Politics & Other Mistakes: Third-party pitfalls

316
advertisementSmiley face

I have nothing against third parties. For decades, I’ve been a card-carrying member of the Keg Party, which advocates, well, not much of anything, except having a whoop-ass good time. No speeches. No platform. No candidates.

The Keg Party motto: “We’re too dunk to numinate ennybuddy.”

While critics could claim the KP hasn’t accomplished anything significant (as if a raging hangover is insignificant), this same lack of progress in confronting the major issues facing this country could be laid at the doorsteps of both the Democratic and Republican parties. And they don’t even have inebriation for an excuse.

Confronted with the ineffectiveness of the current two-party system, earnest activists have repeatedly attempted to develop alternatives. But Libertarians, Greens, Socialists, Reformers and a variety of attempts to create a middle-of-the-road amalgamation espousing a little of this from the right and a little of that from the left have failed to excite – or even interest – the vast majority of voters.

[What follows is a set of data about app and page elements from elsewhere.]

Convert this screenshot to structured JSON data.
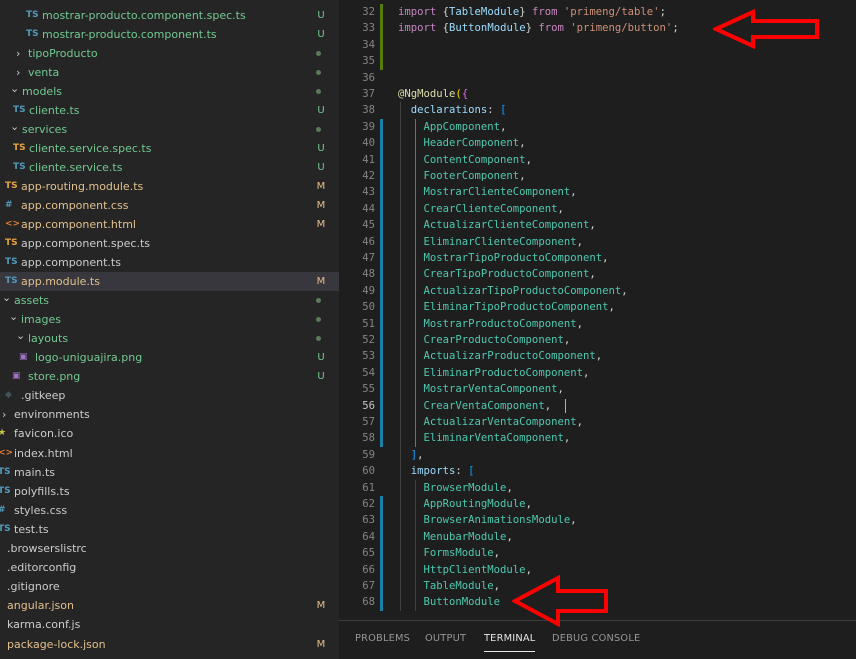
{
  "explorer": {
    "items": [
      {
        "label": "mostrar-producto.component.spec.ts",
        "icon": "ts-icon",
        "git": "U",
        "color": "#73c991"
      },
      {
        "label": "mostrar-producto.component.ts",
        "icon": "ts-icon",
        "git": "U",
        "color": "#73c991"
      },
      {
        "label": "tipoProducto",
        "icon": "folder",
        "git": "dot",
        "color": "#73c991"
      },
      {
        "label": "venta",
        "icon": "folder",
        "git": "dot",
        "color": "#73c991"
      },
      {
        "label": "models",
        "icon": "folder-open",
        "git": "dot",
        "color": "#73c991"
      },
      {
        "label": "cliente.ts",
        "icon": "ts-icon",
        "git": "U",
        "color": "#73c991"
      },
      {
        "label": "services",
        "icon": "folder-open",
        "git": "dot",
        "color": "#73c991"
      },
      {
        "label": "cliente.service.spec.ts",
        "icon": "ts-spec-icon",
        "git": "U",
        "color": "#73c991"
      },
      {
        "label": "cliente.service.ts",
        "icon": "ts-icon",
        "git": "U",
        "color": "#73c991"
      },
      {
        "label": "app-routing.module.ts",
        "icon": "ts-spec-icon",
        "git": "M",
        "color": "#e2c08d"
      },
      {
        "label": "app.component.css",
        "icon": "css-icon",
        "git": "M",
        "color": "#e2c08d"
      },
      {
        "label": "app.component.html",
        "icon": "html-icon",
        "git": "M",
        "color": "#e2c08d"
      },
      {
        "label": "app.component.spec.ts",
        "icon": "ts-spec-icon",
        "git": "",
        "color": "#cccccc"
      },
      {
        "label": "app.component.ts",
        "icon": "ts-icon",
        "git": "",
        "color": "#cccccc"
      },
      {
        "label": "app.module.ts",
        "icon": "ts-icon",
        "git": "M",
        "color": "#e2c08d"
      },
      {
        "label": "assets",
        "icon": "folder-open",
        "git": "dot",
        "color": "#73c991"
      },
      {
        "label": "images",
        "icon": "folder-open",
        "git": "dot",
        "color": "#73c991"
      },
      {
        "label": "layouts",
        "icon": "folder-open",
        "git": "dot",
        "color": "#73c991"
      },
      {
        "label": "logo-uniguajira.png",
        "icon": "image-icon",
        "git": "U",
        "color": "#73c991"
      },
      {
        "label": "store.png",
        "icon": "image-icon",
        "git": "U",
        "color": "#73c991"
      },
      {
        "label": ".gitkeep",
        "icon": "gitkeep-icon",
        "git": "",
        "color": "#cccccc"
      },
      {
        "label": "environments",
        "icon": "folder",
        "git": "",
        "color": "#cccccc"
      },
      {
        "label": "favicon.ico",
        "icon": "star-icon",
        "git": "",
        "color": "#cccccc"
      },
      {
        "label": "index.html",
        "icon": "html-icon",
        "git": "",
        "color": "#cccccc"
      },
      {
        "label": "main.ts",
        "icon": "ts-icon",
        "git": "",
        "color": "#cccccc"
      },
      {
        "label": "polyfills.ts",
        "icon": "ts-icon",
        "git": "",
        "color": "#cccccc"
      },
      {
        "label": "styles.css",
        "icon": "css-icon",
        "git": "",
        "color": "#cccccc"
      },
      {
        "label": "test.ts",
        "icon": "ts-icon",
        "git": "",
        "color": "#cccccc"
      },
      {
        "label": ".browserslistrc",
        "icon": "none",
        "git": "",
        "color": "#cccccc"
      },
      {
        "label": ".editorconfig",
        "icon": "none",
        "git": "",
        "color": "#cccccc"
      },
      {
        "label": ".gitignore",
        "icon": "none",
        "git": "",
        "color": "#cccccc"
      },
      {
        "label": "angular.json",
        "icon": "none",
        "git": "M",
        "color": "#e2c08d"
      },
      {
        "label": "karma.conf.js",
        "icon": "none",
        "git": "",
        "color": "#cccccc"
      },
      {
        "label": "package-lock.json",
        "icon": "none",
        "git": "M",
        "color": "#e2c08d"
      }
    ]
  },
  "editor": {
    "current_line": "56",
    "lines": [
      {
        "n": "32",
        "tokens": [
          [
            "import",
            "c-kw"
          ],
          [
            " {",
            "c-pun"
          ],
          [
            "TableModule",
            "c-var"
          ],
          [
            "} ",
            "c-pun"
          ],
          [
            "from",
            "c-kw"
          ],
          [
            " ",
            "c-pun"
          ],
          [
            "'primeng/table'",
            "c-str"
          ],
          [
            ";",
            "c-pun"
          ]
        ]
      },
      {
        "n": "33",
        "tokens": [
          [
            "import",
            "c-kw"
          ],
          [
            " {",
            "c-pun"
          ],
          [
            "ButtonModule",
            "c-var"
          ],
          [
            "} ",
            "c-pun"
          ],
          [
            "from",
            "c-kw"
          ],
          [
            " ",
            "c-pun"
          ],
          [
            "'primeng/button'",
            "c-str"
          ],
          [
            ";",
            "c-pun"
          ]
        ]
      },
      {
        "n": "34",
        "tokens": []
      },
      {
        "n": "35",
        "tokens": []
      },
      {
        "n": "36",
        "tokens": []
      },
      {
        "n": "37",
        "tokens": [
          [
            "@",
            "c-dec"
          ],
          [
            "NgModule",
            "c-dec"
          ],
          [
            "(",
            "c-br3"
          ],
          [
            "{",
            "c-br1"
          ]
        ]
      },
      {
        "n": "38",
        "tokens": [
          [
            "  declarations",
            "c-var"
          ],
          [
            ": ",
            "c-pun"
          ],
          [
            "[",
            "c-br2"
          ]
        ]
      },
      {
        "n": "39",
        "tokens": [
          [
            "    AppComponent",
            "c-cls"
          ],
          [
            ",",
            "c-pun"
          ]
        ]
      },
      {
        "n": "40",
        "tokens": [
          [
            "    HeaderComponent",
            "c-cls"
          ],
          [
            ",",
            "c-pun"
          ]
        ]
      },
      {
        "n": "41",
        "tokens": [
          [
            "    ContentComponent",
            "c-cls"
          ],
          [
            ",",
            "c-pun"
          ]
        ]
      },
      {
        "n": "42",
        "tokens": [
          [
            "    FooterComponent",
            "c-cls"
          ],
          [
            ",",
            "c-pun"
          ]
        ]
      },
      {
        "n": "43",
        "tokens": [
          [
            "    MostrarClienteComponent",
            "c-cls"
          ],
          [
            ",",
            "c-pun"
          ]
        ]
      },
      {
        "n": "44",
        "tokens": [
          [
            "    CrearClienteComponent",
            "c-cls"
          ],
          [
            ",",
            "c-pun"
          ]
        ]
      },
      {
        "n": "45",
        "tokens": [
          [
            "    ActualizarClienteComponent",
            "c-cls"
          ],
          [
            ",",
            "c-pun"
          ]
        ]
      },
      {
        "n": "46",
        "tokens": [
          [
            "    EliminarClienteComponent",
            "c-cls"
          ],
          [
            ",",
            "c-pun"
          ]
        ]
      },
      {
        "n": "47",
        "tokens": [
          [
            "    MostrarTipoProductoComponent",
            "c-cls"
          ],
          [
            ",",
            "c-pun"
          ]
        ]
      },
      {
        "n": "48",
        "tokens": [
          [
            "    CrearTipoProductoComponent",
            "c-cls"
          ],
          [
            ",",
            "c-pun"
          ]
        ]
      },
      {
        "n": "49",
        "tokens": [
          [
            "    ActualizarTipoProductoComponent",
            "c-cls"
          ],
          [
            ",",
            "c-pun"
          ]
        ]
      },
      {
        "n": "50",
        "tokens": [
          [
            "    EliminarTipoProductoComponent",
            "c-cls"
          ],
          [
            ",",
            "c-pun"
          ]
        ]
      },
      {
        "n": "51",
        "tokens": [
          [
            "    MostrarProductoComponent",
            "c-cls"
          ],
          [
            ",",
            "c-pun"
          ]
        ]
      },
      {
        "n": "52",
        "tokens": [
          [
            "    CrearProductoComponent",
            "c-cls"
          ],
          [
            ",",
            "c-pun"
          ]
        ]
      },
      {
        "n": "53",
        "tokens": [
          [
            "    ActualizarProductoComponent",
            "c-cls"
          ],
          [
            ",",
            "c-pun"
          ]
        ]
      },
      {
        "n": "54",
        "tokens": [
          [
            "    EliminarProductoComponent",
            "c-cls"
          ],
          [
            ",",
            "c-pun"
          ]
        ]
      },
      {
        "n": "55",
        "tokens": [
          [
            "    MostrarVentaComponent",
            "c-cls"
          ],
          [
            ",",
            "c-pun"
          ]
        ]
      },
      {
        "n": "56",
        "tokens": [
          [
            "    CrearVentaComponent",
            "c-cls"
          ],
          [
            ",",
            "c-pun"
          ]
        ]
      },
      {
        "n": "57",
        "tokens": [
          [
            "    ActualizarVentaComponent",
            "c-cls"
          ],
          [
            ",",
            "c-pun"
          ]
        ]
      },
      {
        "n": "58",
        "tokens": [
          [
            "    EliminarVentaComponent",
            "c-cls"
          ],
          [
            ",",
            "c-pun"
          ]
        ]
      },
      {
        "n": "59",
        "tokens": [
          [
            "  ]",
            "c-br2"
          ],
          [
            ",",
            "c-pun"
          ]
        ]
      },
      {
        "n": "60",
        "tokens": [
          [
            "  imports",
            "c-var"
          ],
          [
            ": ",
            "c-pun"
          ],
          [
            "[",
            "c-br2"
          ]
        ]
      },
      {
        "n": "61",
        "tokens": [
          [
            "    BrowserModule",
            "c-cls"
          ],
          [
            ",",
            "c-pun"
          ]
        ]
      },
      {
        "n": "62",
        "tokens": [
          [
            "    AppRoutingModule",
            "c-cls"
          ],
          [
            ",",
            "c-pun"
          ]
        ]
      },
      {
        "n": "63",
        "tokens": [
          [
            "    BrowserAnimationsModule",
            "c-cls"
          ],
          [
            ",",
            "c-pun"
          ]
        ]
      },
      {
        "n": "64",
        "tokens": [
          [
            "    MenubarModule",
            "c-cls"
          ],
          [
            ",",
            "c-pun"
          ]
        ]
      },
      {
        "n": "65",
        "tokens": [
          [
            "    FormsModule",
            "c-cls"
          ],
          [
            ",",
            "c-pun"
          ]
        ]
      },
      {
        "n": "66",
        "tokens": [
          [
            "    HttpClientModule",
            "c-cls"
          ],
          [
            ",",
            "c-pun"
          ]
        ]
      },
      {
        "n": "67",
        "tokens": [
          [
            "    TableModule",
            "c-cls"
          ],
          [
            ",",
            "c-pun"
          ]
        ]
      },
      {
        "n": "68",
        "tokens": [
          [
            "    ButtonModule",
            "c-cls"
          ]
        ]
      }
    ]
  },
  "panel": {
    "tabs": [
      "PROBLEMS",
      "OUTPUT",
      "TERMINAL",
      "DEBUG CONSOLE"
    ],
    "active_tab": "TERMINAL"
  },
  "colors": {
    "sidebar_bg": "#252526",
    "editor_bg": "#1e1e1e",
    "selection": "#37373d",
    "untracked": "#73c991",
    "modified": "#e2c08d",
    "annotation_arrow": "#ff0000"
  }
}
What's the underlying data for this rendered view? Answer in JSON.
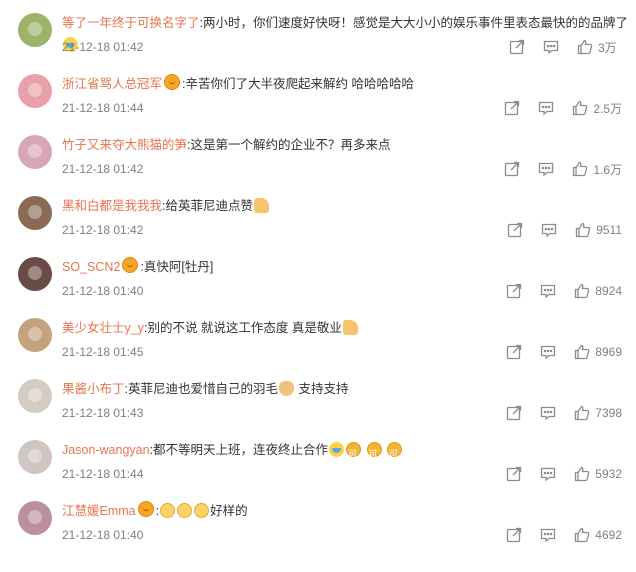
{
  "comments": [
    {
      "name": "等了一年终于可换名字了",
      "segments": [
        {
          "t": "text",
          "v": "两小时，你们速度好快呀！感觉是大大小小的娱乐事件里表态最快的的品牌了"
        },
        {
          "t": "emoji",
          "k": "laugh"
        }
      ],
      "time": "21-12-18 01:42",
      "likes": "3万",
      "avatar": "#9db36b"
    },
    {
      "name": "浙江省骂人总冠军",
      "badge": true,
      "segments": [
        {
          "t": "text",
          "v": "辛苦你们了大半夜爬起来解约 哈哈哈哈哈"
        }
      ],
      "time": "21-12-18 01:44",
      "likes": "2.5万",
      "avatar": "#e8a1a8"
    },
    {
      "name": "竹子又来夺大熊猫的笋",
      "segments": [
        {
          "t": "text",
          "v": "这是第一个解约的企业不？再多来点"
        }
      ],
      "time": "21-12-18 01:42",
      "likes": "1.6万",
      "avatar": "#d9a6b8"
    },
    {
      "name": "黑和白都是我我我",
      "segments": [
        {
          "t": "text",
          "v": "给英菲尼迪点赞"
        },
        {
          "t": "emoji",
          "k": "thumb"
        }
      ],
      "time": "21-12-18 01:42",
      "likes": "9511",
      "avatar": "#8a6a55"
    },
    {
      "name": "SO_SCN2",
      "badge": true,
      "segments": [
        {
          "t": "text",
          "v": "真快阿[牡丹]"
        }
      ],
      "time": "21-12-18 01:40",
      "likes": "8924",
      "avatar": "#6a4b45"
    },
    {
      "name": "美少女壮士y_y",
      "segments": [
        {
          "t": "text",
          "v": "别的不说 就说这工作态度 真是敬业"
        },
        {
          "t": "emoji",
          "k": "thumb"
        }
      ],
      "time": "21-12-18 01:45",
      "likes": "8969",
      "avatar": "#c4a27e"
    },
    {
      "name": "果酱小布丁",
      "segments": [
        {
          "t": "text",
          "v": "英菲尼迪也爱惜自己的羽毛"
        },
        {
          "t": "emoji",
          "k": "cat"
        },
        {
          "t": "text",
          "v": " 支持支持"
        }
      ],
      "time": "21-12-18 01:43",
      "likes": "7398",
      "avatar": "#d4ccc2"
    },
    {
      "name": "Jason-wangyan",
      "segments": [
        {
          "t": "text",
          "v": "都不等明天上班，连夜终止合作"
        },
        {
          "t": "emoji",
          "k": "laugh"
        },
        {
          "t": "emoji",
          "k": "coin"
        },
        {
          "t": "text",
          "v": " "
        },
        {
          "t": "emoji",
          "k": "coin"
        },
        {
          "t": "text",
          "v": " "
        },
        {
          "t": "emoji",
          "k": "coin"
        }
      ],
      "time": "21-12-18 01:44",
      "likes": "5932",
      "avatar": "#cfc6c2"
    },
    {
      "name": "江慧媛Emma",
      "badge": true,
      "segments": [
        {
          "t": "emoji",
          "k": "kid"
        },
        {
          "t": "emoji",
          "k": "kid"
        },
        {
          "t": "emoji",
          "k": "kid"
        },
        {
          "t": "text",
          "v": "好样的"
        }
      ],
      "time": "21-12-18 01:40",
      "likes": "4692",
      "avatar": "#b9909c"
    }
  ],
  "icons": {
    "share": "share-icon",
    "reply": "comment-icon",
    "like": "like-icon"
  },
  "colors": {
    "name": "#eb7350",
    "time": "#808080",
    "icon": "#8c8c8c"
  }
}
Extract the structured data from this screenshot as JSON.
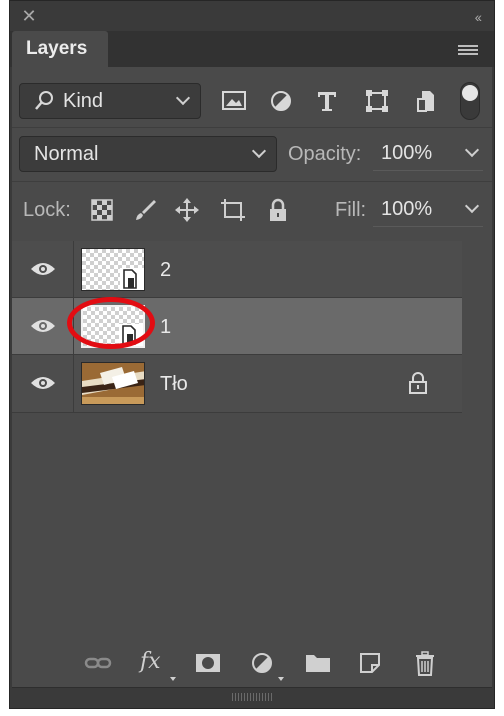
{
  "window": {
    "close_icon": "close-icon",
    "collapse_glyph": "‹‹"
  },
  "tabs": [
    {
      "label": "Layers"
    }
  ],
  "filter": {
    "kind_label": "Kind",
    "icons": [
      "image-filter-icon",
      "adjustment-filter-icon",
      "type-filter-icon",
      "shape-filter-icon",
      "smart-object-filter-icon"
    ]
  },
  "blend": {
    "mode": "Normal",
    "opacity_label": "Opacity:",
    "opacity_value": "100%"
  },
  "lock": {
    "label": "Lock:",
    "icons": [
      "lock-transparent-pixels-icon",
      "lock-image-pixels-icon",
      "lock-position-icon",
      "artboard-lock-icon",
      "lock-all-icon"
    ],
    "fill_label": "Fill:",
    "fill_value": "100%"
  },
  "layers": [
    {
      "name": "2",
      "type": "smart-object",
      "visible": true,
      "selected": false,
      "locked": false
    },
    {
      "name": "1",
      "type": "smart-object",
      "visible": true,
      "selected": true,
      "locked": false
    },
    {
      "name": "Tło",
      "type": "photo",
      "visible": true,
      "selected": false,
      "locked": true
    }
  ],
  "bottom_toolbar": {
    "fx_label": "fx",
    "icons": [
      "link-layers-icon",
      "layer-style-icon",
      "add-mask-icon",
      "new-adjustment-icon",
      "new-group-icon",
      "new-layer-icon",
      "delete-icon"
    ]
  },
  "colors": {
    "panel": "#4a4a4a",
    "selected_row": "#6a6a6a",
    "highlight_ring": "#e20c12"
  }
}
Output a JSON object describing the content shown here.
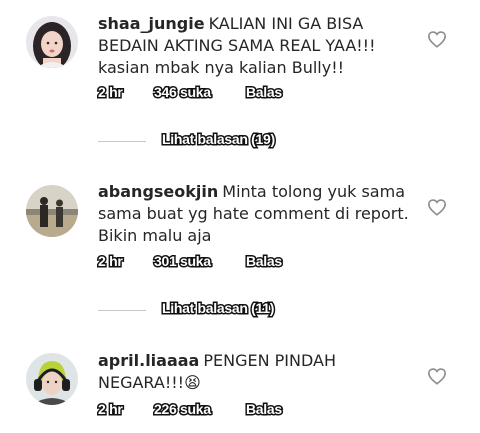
{
  "comments": [
    {
      "username": "shaa_jungie",
      "text": "KALIAN INI GA BISA BEDAIN AKTING SAMA REAL YAA!!! kasian mbak nya kalian Bully!!",
      "time": "2 hr",
      "likes": "346 suka",
      "reply": "Balas",
      "view_replies": "Lihat balasan (19)",
      "heart_icon": "heart-outline-icon"
    },
    {
      "username": "abangseokjin",
      "text": "Minta tolong yuk sama sama buat yg hate comment di report. Bikin malu aja",
      "time": "2 hr",
      "likes": "301 suka",
      "reply": "Balas",
      "view_replies": "Lihat balasan (11)",
      "heart_icon": "heart-outline-icon"
    },
    {
      "username": "april.liaaaa",
      "text": "PENGEN PINDAH NEGARA!!!😫",
      "time": "2 hr",
      "likes": "226 suka",
      "reply": "Balas",
      "heart_icon": "heart-outline-icon"
    }
  ]
}
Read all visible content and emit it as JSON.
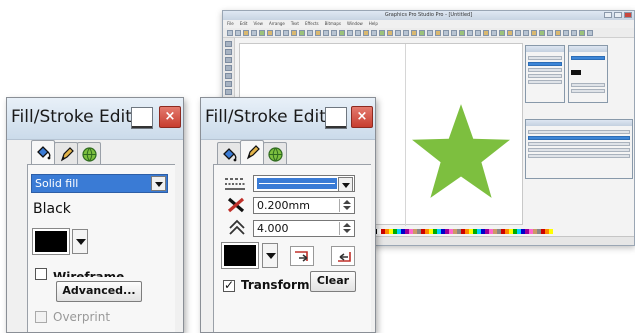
{
  "background_app": {
    "title": "Graphics Pro Studio Pro - [Untitled]",
    "menu": [
      "File",
      "Edit",
      "View",
      "Arrange",
      "Text",
      "Effects",
      "Bitmaps",
      "Window",
      "Help"
    ],
    "star_color": "#7dbf3f"
  },
  "left_panel": {
    "title": "Fill/Stroke Edit",
    "close_glyph": "×",
    "active_tab": "fill",
    "fill_type": "Solid fill",
    "color_name": "Black",
    "swatch_color": "#000000",
    "wireframe_label": "Wireframe",
    "advanced_label": "Advanced...",
    "overprint_label": "Overprint",
    "overprint_checked": false
  },
  "right_panel": {
    "title": "Fill/Stroke Edit",
    "close_glyph": "×",
    "active_tab": "stroke",
    "stroke_width": "0.200mm",
    "miter_limit": "4.000",
    "swatch_color": "#000000",
    "transform_label": "Transform",
    "transform_checked": true,
    "clear_label": "Clear"
  },
  "colors": {
    "accent": "#3a7bd5",
    "close": "#c73d2f",
    "star": "#7dbf3f"
  }
}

By comparison with most third parties, Quibi was an enormous success. And the chances are you have no idea what Quibi was (smartphone programming for people with the attention spans of hyper-excited golden retrievers).

There’s no vaccine for idealism, so the impressionable and impractical continue to attempt to form viable third parties. In Maine, this movement’s latest manifestation is something called the People’s Party. According to its website, the PP supports “a new social contract” that includes lots of ideas that aren’t the least bit new, including Medicare for All, the Green New Deal, a guaranteed basic income, free college education, and abolishing mass incarceration.

In other words, it’s the same platform as the Socialists and Greens.

Needless to say (but I will anyway), the organizers don’t see it that way. According to their website, “The People’s Party speaks to the nature of America’s struggle today: not left against right, but the billionaire class against everyone else.”

Keep in mind that the billionaire class is the folks who came up with Quibi. Defeating them may not be all that difficult.

On a practical level, before the little PP can enact sweeping changes in our social and political systems, it first must become an officially recognized party in Maine. To do that, it needs at least 5,000 disaffected voters to enroll. To find those potential members, party leaders, during an online meeting in December, called for organizing the group in what it calls “circles” (an unfortunate word choice, since the GOP and the Dems have been going in circles for years) of three or four supporters.

According to an observer of that meeting, multiple circles would be included in “working groups,” after which they’d hold “regenerative culture events,” win over “thought leaders” and nurture “a beautiful, compassionate and resilient movement.”

If none of that works, maybe they should take a tip from the president and try street violence.

It’s hardly a surprise that New Age guru and unsuccessful presidential candidate Marianne Williamson was one of the featured speakers at a conference last August called Movement for a People’s Party. Also on the agenda: Jesse Ventura, Cornel West, and Danny Glover.

That’s the guest lineup for a second-rate late-night talk show. Still, it beats the celebrity list at the last Keg Party convention (Johnny Depp and Mel Gibson were invited, but no one can remember if they showed up).

Maine is the first state where the PP has managed to do any organizing, but there’s more to come. “The People’s Party will register in all 50 states,” says its website, “and intends to win the presidency in 2024,” while remaining “free of corporate money and influence.”

That last part seems likely.

The founders of the People’s Party should be commended for attempting to do something about America’s dysfunctional political system. On the other hand, accomplishing that requires more than spacey blather. If the PP had some original ideas and a practical roadmap for implementing them, it might be worth taking seriously.

But they don’t, so they won’t.

If it’s any consolation, they can still join the Keggers. We’ve got plenty of beer left.

Comments from drunks, idealists, and even billionaires accepted at aldiamon@herniahill.net.